Work order:
Across the listing below, count the lines containing "video". Answer with that number only.

Provided data:
• • • •

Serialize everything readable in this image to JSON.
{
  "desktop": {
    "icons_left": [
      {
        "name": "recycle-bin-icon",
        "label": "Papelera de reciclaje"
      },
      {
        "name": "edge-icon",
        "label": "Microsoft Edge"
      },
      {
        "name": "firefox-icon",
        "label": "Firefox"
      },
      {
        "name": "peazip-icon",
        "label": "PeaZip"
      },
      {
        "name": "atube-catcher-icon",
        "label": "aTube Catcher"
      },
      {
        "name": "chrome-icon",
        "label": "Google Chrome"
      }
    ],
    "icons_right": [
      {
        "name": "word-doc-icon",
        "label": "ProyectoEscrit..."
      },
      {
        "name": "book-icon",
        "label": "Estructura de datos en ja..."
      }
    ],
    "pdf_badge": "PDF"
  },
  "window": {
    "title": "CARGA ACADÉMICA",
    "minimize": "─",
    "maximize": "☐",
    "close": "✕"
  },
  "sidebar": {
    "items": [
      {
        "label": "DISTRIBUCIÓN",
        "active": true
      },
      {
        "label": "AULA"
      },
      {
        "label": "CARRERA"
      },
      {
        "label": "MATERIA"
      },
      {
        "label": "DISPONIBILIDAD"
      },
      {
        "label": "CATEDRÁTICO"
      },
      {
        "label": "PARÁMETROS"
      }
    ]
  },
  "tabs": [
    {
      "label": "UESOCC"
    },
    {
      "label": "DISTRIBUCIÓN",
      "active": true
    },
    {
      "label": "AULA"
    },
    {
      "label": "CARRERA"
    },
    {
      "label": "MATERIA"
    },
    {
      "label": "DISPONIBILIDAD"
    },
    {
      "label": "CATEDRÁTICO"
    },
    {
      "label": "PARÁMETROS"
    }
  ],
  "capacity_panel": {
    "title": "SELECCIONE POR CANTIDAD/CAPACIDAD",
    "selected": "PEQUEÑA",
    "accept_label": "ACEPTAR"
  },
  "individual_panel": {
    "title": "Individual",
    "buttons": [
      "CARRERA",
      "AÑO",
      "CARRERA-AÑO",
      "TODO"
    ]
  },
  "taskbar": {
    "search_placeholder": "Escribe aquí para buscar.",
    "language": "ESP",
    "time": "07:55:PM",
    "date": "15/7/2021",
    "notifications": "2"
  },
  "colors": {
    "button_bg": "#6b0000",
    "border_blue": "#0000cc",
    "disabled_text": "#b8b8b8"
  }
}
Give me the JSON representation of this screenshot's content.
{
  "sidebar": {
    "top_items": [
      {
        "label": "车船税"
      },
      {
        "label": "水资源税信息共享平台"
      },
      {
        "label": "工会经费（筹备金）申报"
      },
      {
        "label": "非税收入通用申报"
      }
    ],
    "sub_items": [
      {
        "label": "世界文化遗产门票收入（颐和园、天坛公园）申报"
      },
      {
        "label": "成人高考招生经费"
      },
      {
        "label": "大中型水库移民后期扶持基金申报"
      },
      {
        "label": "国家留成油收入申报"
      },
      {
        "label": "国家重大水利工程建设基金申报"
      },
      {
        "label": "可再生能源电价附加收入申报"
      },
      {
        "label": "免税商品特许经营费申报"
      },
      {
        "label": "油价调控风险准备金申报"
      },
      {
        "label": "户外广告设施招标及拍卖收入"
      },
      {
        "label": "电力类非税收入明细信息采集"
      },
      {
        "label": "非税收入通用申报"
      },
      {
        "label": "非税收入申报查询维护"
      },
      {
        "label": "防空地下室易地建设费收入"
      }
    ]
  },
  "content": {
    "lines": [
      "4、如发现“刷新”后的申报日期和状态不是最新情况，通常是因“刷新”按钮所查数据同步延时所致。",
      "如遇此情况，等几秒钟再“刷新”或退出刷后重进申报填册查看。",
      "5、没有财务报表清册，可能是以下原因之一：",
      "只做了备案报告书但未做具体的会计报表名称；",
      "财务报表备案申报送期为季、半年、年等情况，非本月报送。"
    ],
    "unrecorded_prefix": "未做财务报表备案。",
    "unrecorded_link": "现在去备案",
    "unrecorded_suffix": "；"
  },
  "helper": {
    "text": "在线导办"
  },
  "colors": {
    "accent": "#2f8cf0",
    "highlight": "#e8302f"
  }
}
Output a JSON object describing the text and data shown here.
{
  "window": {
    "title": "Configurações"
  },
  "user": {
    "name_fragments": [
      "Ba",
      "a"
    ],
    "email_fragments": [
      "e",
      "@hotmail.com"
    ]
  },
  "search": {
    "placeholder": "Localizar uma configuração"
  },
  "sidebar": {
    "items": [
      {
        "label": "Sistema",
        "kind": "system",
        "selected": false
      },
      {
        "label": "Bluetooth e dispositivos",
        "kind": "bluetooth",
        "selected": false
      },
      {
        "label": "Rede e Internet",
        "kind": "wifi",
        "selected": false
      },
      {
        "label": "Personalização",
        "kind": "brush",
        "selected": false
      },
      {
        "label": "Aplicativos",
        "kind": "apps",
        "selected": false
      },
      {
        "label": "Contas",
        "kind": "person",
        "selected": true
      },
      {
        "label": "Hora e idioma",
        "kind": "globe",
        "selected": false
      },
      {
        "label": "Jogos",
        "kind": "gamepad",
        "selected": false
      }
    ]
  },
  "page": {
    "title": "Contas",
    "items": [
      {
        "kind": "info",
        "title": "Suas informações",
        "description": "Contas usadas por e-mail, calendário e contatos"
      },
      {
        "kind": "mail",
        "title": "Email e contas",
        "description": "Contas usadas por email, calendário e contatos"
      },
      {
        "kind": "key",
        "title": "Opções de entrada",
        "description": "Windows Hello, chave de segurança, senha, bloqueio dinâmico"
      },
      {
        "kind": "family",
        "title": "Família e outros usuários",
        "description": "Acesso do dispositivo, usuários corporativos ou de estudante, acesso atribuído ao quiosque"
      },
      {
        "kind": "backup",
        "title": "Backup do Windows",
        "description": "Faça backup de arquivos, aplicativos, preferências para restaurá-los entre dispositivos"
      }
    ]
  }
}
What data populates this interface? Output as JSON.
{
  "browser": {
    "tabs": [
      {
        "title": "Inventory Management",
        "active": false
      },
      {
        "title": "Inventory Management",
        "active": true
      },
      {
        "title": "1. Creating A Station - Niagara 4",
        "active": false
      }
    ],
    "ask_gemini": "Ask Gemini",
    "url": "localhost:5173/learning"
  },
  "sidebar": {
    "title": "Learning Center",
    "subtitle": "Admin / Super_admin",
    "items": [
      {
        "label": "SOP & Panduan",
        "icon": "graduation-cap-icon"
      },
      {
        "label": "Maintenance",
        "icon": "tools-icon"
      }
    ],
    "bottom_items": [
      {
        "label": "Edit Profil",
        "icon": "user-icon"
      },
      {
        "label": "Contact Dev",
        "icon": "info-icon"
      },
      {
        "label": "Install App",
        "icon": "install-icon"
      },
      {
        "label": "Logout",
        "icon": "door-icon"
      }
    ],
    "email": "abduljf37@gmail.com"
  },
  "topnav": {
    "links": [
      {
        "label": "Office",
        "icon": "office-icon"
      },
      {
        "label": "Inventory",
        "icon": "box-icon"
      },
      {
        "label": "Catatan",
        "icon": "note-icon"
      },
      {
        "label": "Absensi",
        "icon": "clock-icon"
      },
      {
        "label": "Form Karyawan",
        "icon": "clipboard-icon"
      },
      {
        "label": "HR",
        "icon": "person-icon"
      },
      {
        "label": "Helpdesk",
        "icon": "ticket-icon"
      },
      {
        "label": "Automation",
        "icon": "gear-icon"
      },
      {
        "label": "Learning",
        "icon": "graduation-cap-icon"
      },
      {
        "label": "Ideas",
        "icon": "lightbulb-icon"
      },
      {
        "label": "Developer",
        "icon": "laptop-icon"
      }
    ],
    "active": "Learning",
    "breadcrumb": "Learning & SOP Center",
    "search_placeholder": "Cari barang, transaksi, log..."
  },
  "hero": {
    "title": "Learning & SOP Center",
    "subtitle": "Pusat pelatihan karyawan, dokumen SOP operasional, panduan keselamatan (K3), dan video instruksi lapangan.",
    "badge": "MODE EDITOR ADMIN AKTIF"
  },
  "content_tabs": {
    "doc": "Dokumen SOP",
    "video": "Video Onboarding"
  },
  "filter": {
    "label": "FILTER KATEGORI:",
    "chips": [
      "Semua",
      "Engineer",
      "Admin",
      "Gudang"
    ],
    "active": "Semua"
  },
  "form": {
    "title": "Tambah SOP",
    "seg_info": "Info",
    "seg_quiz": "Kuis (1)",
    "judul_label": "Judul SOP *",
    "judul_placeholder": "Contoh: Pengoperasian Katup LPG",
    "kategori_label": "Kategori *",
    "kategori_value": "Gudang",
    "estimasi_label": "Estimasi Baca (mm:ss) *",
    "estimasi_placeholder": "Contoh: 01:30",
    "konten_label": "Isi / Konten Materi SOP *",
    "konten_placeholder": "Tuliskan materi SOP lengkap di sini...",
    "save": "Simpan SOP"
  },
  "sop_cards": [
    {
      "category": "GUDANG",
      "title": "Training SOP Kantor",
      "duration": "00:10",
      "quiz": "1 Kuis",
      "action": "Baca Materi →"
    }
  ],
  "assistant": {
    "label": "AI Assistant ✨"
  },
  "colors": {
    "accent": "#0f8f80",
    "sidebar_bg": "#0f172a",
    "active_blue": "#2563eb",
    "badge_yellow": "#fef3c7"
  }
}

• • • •

Written response:
2